> _YOUR ASSIGNMENT_:
From the records below, work out how many lines contain "this". Reply with that number alone.

> _DATA_:
--------
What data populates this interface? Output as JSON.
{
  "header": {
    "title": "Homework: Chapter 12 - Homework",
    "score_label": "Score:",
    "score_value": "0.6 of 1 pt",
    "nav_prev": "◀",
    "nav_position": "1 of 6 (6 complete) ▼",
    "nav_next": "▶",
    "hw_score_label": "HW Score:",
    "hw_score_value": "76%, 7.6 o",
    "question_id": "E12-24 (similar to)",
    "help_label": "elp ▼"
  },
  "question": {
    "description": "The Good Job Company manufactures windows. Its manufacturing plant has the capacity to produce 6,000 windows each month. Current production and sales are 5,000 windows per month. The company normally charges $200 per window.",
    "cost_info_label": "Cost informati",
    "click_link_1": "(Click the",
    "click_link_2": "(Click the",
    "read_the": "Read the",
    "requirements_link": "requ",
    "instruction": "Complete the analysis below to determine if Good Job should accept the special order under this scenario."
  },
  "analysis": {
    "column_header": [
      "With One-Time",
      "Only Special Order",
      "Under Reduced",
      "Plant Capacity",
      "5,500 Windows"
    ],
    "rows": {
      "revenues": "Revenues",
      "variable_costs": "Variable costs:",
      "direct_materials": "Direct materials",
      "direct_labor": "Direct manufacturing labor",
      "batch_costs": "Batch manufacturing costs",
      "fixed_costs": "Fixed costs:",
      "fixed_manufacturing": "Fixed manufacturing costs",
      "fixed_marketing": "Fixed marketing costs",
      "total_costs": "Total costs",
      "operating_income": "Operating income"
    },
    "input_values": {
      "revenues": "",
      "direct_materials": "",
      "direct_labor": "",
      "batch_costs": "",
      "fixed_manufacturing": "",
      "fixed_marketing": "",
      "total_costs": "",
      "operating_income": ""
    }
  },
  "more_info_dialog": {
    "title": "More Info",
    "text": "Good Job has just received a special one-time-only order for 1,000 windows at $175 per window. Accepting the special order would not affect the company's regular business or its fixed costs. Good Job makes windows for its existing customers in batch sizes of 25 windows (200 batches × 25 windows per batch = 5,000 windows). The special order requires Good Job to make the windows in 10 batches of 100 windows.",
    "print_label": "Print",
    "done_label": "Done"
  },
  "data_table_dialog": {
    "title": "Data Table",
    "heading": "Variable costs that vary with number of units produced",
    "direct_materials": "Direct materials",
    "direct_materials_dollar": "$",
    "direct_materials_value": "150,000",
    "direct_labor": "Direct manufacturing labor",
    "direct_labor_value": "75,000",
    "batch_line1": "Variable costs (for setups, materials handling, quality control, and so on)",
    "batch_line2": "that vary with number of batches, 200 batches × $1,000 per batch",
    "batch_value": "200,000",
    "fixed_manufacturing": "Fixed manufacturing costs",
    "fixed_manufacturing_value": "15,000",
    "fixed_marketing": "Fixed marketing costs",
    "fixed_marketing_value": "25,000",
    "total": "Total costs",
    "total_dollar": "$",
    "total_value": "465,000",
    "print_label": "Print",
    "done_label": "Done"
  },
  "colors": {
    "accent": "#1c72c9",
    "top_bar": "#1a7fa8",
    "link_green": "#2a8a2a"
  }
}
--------
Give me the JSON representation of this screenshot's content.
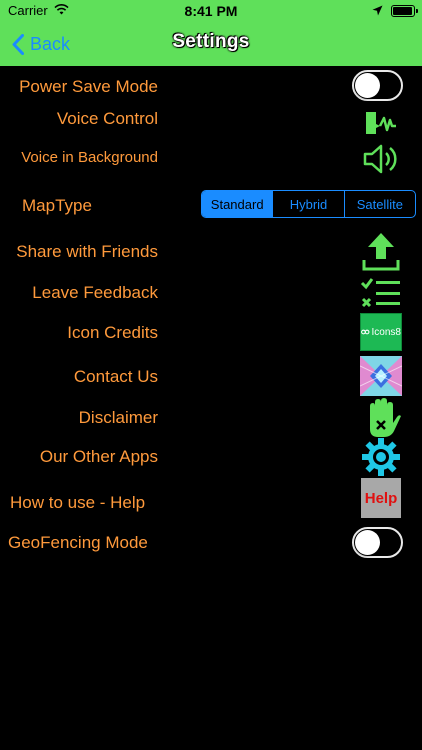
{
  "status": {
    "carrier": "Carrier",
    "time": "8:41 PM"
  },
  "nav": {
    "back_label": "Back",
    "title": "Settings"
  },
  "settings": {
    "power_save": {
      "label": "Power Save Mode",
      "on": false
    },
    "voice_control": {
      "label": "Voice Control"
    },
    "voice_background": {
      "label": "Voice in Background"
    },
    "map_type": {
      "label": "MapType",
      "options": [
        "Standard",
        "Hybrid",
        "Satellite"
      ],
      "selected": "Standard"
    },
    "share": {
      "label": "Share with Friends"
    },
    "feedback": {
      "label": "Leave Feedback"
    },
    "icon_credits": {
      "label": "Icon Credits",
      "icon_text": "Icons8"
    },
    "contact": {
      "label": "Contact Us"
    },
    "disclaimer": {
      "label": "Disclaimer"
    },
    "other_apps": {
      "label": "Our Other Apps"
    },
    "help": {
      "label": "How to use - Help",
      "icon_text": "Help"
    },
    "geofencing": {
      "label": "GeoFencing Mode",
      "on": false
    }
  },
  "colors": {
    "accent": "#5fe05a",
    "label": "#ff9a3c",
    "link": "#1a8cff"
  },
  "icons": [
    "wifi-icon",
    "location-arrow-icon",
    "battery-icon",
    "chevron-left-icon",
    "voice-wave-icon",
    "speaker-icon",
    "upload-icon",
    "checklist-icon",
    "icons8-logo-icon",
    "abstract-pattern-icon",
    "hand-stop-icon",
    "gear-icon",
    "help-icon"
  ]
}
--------
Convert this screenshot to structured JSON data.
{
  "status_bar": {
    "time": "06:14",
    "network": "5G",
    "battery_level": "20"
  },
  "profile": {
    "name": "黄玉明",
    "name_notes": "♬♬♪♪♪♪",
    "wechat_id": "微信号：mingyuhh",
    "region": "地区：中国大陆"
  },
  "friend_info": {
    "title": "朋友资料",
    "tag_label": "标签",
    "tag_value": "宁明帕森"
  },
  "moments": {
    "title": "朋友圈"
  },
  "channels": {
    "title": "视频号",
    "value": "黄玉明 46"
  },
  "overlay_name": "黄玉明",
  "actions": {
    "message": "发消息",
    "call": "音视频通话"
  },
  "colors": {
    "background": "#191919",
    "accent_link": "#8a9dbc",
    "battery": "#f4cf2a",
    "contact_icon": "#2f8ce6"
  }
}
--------
> _YOUR SOLUTION_:
4